** Exercise brief **
An exact copy of every entry is needed, with no images.

Data about app and page elements

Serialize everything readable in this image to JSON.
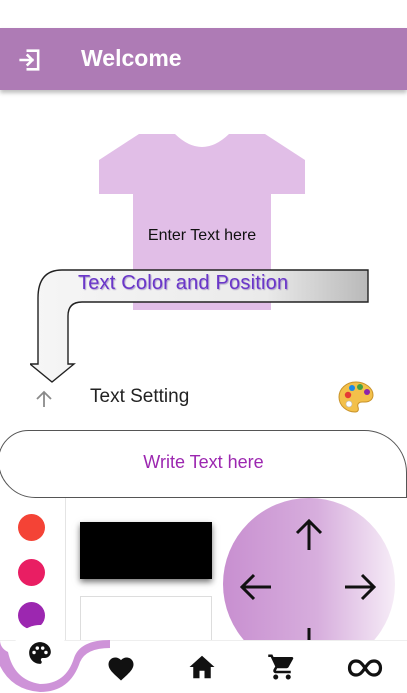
{
  "app_bar": {
    "title": "Welcome",
    "leading_icon": "login-icon",
    "background": "#ae7bb5"
  },
  "preview": {
    "shirt_color": "#e1bee7",
    "shirt_text": "Enter Text here"
  },
  "callout": {
    "text": "Text Color and Position",
    "icon": "bent-arrow-callout"
  },
  "text_setting": {
    "label": "Text Setting",
    "leading_icon": "arrow-up-icon",
    "trailing_icon": "palette-icon"
  },
  "text_input": {
    "placeholder": "Write Text here",
    "color": "#9c27b0"
  },
  "text_colors": [
    "#f44336",
    "#e91e63",
    "#9c27b0"
  ],
  "swatches": [
    "#000000",
    "#ffffff"
  ],
  "position_pad": {
    "icons": [
      "arrow-up-icon",
      "arrow-left-icon",
      "arrow-right-icon",
      "arrow-down-icon"
    ]
  },
  "bottom_nav": {
    "items": [
      {
        "icon": "palette-icon",
        "active": true
      },
      {
        "icon": "heart-icon",
        "active": false
      },
      {
        "icon": "home-icon",
        "active": false
      },
      {
        "icon": "cart-icon",
        "active": false
      },
      {
        "icon": "infinity-icon",
        "active": false
      }
    ],
    "accent": "#ce93d8"
  }
}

** Solution to this problem **
Serialize everything readable in this image to JSON.
{
  "app_bar": {
    "title": "Welcome",
    "leading_icon": "login-icon",
    "background": "#ae7bb5"
  },
  "preview": {
    "shirt_color": "#e1bee7",
    "shirt_text": "Enter Text here"
  },
  "callout": {
    "text": "Text Color and Position",
    "icon": "bent-arrow-callout"
  },
  "text_setting": {
    "label": "Text Setting",
    "leading_icon": "arrow-up-icon",
    "trailing_icon": "palette-icon"
  },
  "text_input": {
    "placeholder": "Write Text here",
    "color": "#9c27b0"
  },
  "text_colors": [
    "#f44336",
    "#e91e63",
    "#9c27b0"
  ],
  "swatches": [
    "#000000",
    "#ffffff"
  ],
  "position_pad": {
    "icons": [
      "arrow-up-icon",
      "arrow-left-icon",
      "arrow-right-icon",
      "arrow-down-icon"
    ]
  },
  "bottom_nav": {
    "items": [
      {
        "icon": "palette-icon",
        "active": true
      },
      {
        "icon": "heart-icon",
        "active": false
      },
      {
        "icon": "home-icon",
        "active": false
      },
      {
        "icon": "cart-icon",
        "active": false
      },
      {
        "icon": "infinity-icon",
        "active": false
      }
    ],
    "accent": "#ce93d8"
  }
}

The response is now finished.